In the continuing melodrama naysayers like to call “The Train to Nowhere,” the California High-Speed Rail Authority is prepping for its first construction contract award followed by an early 2013 ground breaking.
With the governor’s signing of Senate Bill 1029 last week, the initial investment of $6 billion (via state bonds and matching federal funds) will get the project kick-started. But from there on out, funding will continue to be a sticky issue.
(FYI, Engineering News-Record will feature a Q&A with the authority’s new CEO, Jeff Morales, in its July 30 issue.)
In all, the San Francisco-to-Los Angeles project will contain four construction packages, with each one awarded to one of five prequalified teams. These teams are California Backbone Builders (a consortium of Spanish construction firms Ferrovial Agroman and Acciona), California High-Speed Rail Partners (a consortium consisting of Fluor Corp., Skanska and PCL Constructors), California High-Speed Ventures (Kiewit Corp., Granite Construction and Comsa EMTE of Barcelona), Dragados/Flatiron/Shimmick JV and Tutor Perini/Zachry/Parsons JV.
The first part of Package 1 (Merced to Fresno) will consist of track construction from Madera’s Avenue 17 to Fresno’s American Avenue, a distance of between 23 and 29 mi, depending on final alignment. It will include at-grade track construction and some aerial structures plus trench sections and one short tunnel, according to the CHSRA business plan. It will also include 17 or 25 grade separations and one to three bridges, also depending on the final alignment. This phase’s cost will be between $1.2 billion and $1.8 billion. The contract will be awarded in December and completion is set for Sept. 30, 2017 (at 5 p.m. SHARP! Just kidding…).
In order to get SB 1029 passed, the governor had to supply some regions and communities with transportation funds to upgrade their facilities to mesh with the new high-speed rail system. In Southern California, for instance, the bill provides LA Metro with $115 million for a 2-mi light-rail connection among Metro Gold, Metro Blue and Metro Exposition systems for a one-seat ride within Los Angeles County to Union Station (the SoCal HSR terminus).
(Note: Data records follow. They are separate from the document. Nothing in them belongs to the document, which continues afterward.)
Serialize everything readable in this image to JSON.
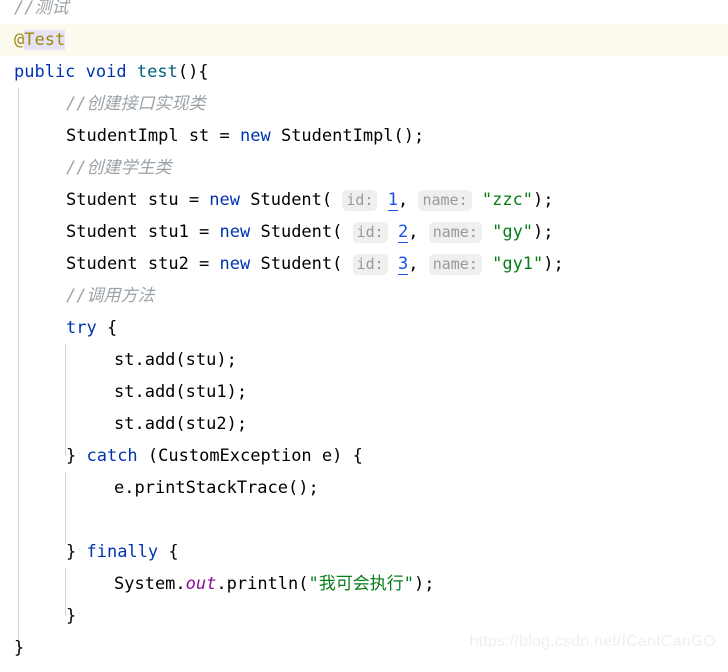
{
  "editor": {
    "language": "java",
    "background": "#ffffff",
    "current_line_highlight": "#fcfaef",
    "indent_guide_color": "#d5d5d5",
    "colors": {
      "keyword": "#0033b3",
      "comment": "#9ca3a8",
      "string": "#067d17",
      "number": "#1750eb",
      "annotation": "#9e880d",
      "method_declaration": "#00627a",
      "static_field": "#871094",
      "inlay_hint_text": "#9a9a9a",
      "inlay_hint_background": "#efefef",
      "plain_text": "#000000"
    }
  },
  "code": {
    "line01": {
      "comment": "//测试"
    },
    "line02": {
      "at": "@",
      "name": "Test"
    },
    "line03": {
      "kw1": "public",
      "sp1": " ",
      "kw2": "void",
      "sp2": " ",
      "method": "test",
      "tail": "(){"
    },
    "line04": {
      "comment": "//创建接口实现类"
    },
    "line05": {
      "pre": "StudentImpl st = ",
      "kw": "new",
      "post": " StudentImpl();"
    },
    "line06": {
      "comment": "//创建学生类"
    },
    "line07": {
      "pre": "Student stu = ",
      "kw": "new",
      "mid": " Student( ",
      "hint1": "id:",
      "num": "1",
      "sep": ", ",
      "hint2": "name:",
      "str": "\"zzc\"",
      "post": ");"
    },
    "line08": {
      "pre": "Student stu1 = ",
      "kw": "new",
      "mid": " Student( ",
      "hint1": "id:",
      "num": "2",
      "sep": ", ",
      "hint2": "name:",
      "str": "\"gy\"",
      "post": ");"
    },
    "line09": {
      "pre": "Student stu2 = ",
      "kw": "new",
      "mid": " Student( ",
      "hint1": "id:",
      "num": "3",
      "sep": ", ",
      "hint2": "name:",
      "str": "\"gy1\"",
      "post": ");"
    },
    "line10": {
      "comment": "//调用方法"
    },
    "line11": {
      "kw": "try",
      "post": " {"
    },
    "line12": {
      "text": "st.add(stu);"
    },
    "line13": {
      "text": "st.add(stu1);"
    },
    "line14": {
      "text": "st.add(stu2);"
    },
    "line15": {
      "pre": "} ",
      "kw": "catch",
      "post": " (CustomException e) {"
    },
    "line16": {
      "text": "e.printStackTrace();"
    },
    "line17": {
      "text": ""
    },
    "line18": {
      "pre": "} ",
      "kw": "finally",
      "post": " {"
    },
    "line19": {
      "pre": "System.",
      "field": "out",
      "mid": ".println(",
      "str": "\"我可会执行\"",
      "post": ");"
    },
    "line20": {
      "text": "}"
    },
    "line21": {
      "text": "}"
    }
  },
  "watermark": {
    "text": "https://blog.csdn.net/ICanICanGO"
  }
}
In Northern California, the bill provides Caltrain with $706 million to install an electric rail system on its 77-mi system, Caltrans’s Amtrak Capitol Corridor with $47 million for track improvements, and $145 million for track and station upgrades at BART’s Millbrae Station. It also gives $61 million to the controversial Central Subway project in San Francisco, which will tunnel 1.7 mi from Caltrain’s terminal at Fourth and Townsend streets to Chinatown.
Down the road, funding challenges to stay within high-speed rail’s final-final $68 billion budget will include unplanned for parcel acquisitions, unplanned tunneling due to lawsuits and, well, lawsuits in general (from Central Valley farmers, businesses and homeowners to prevent the authority gobbling up their land).
One major HSR project not covered by the state or feds, though, is the tunnel from San Francisco’s Caltrain station at Fourth and Townsend streets to the new Transbay Terminal (yes, another tunnel!); this one, according to a San Francisco Chronicle story, will be paid for by the city. It is estimated to cost at least $1 billion. But, the city has a bit of a window before worrying about that tunnel to the NorCal terminus, since SF-LA service won’t be up and running before 2028.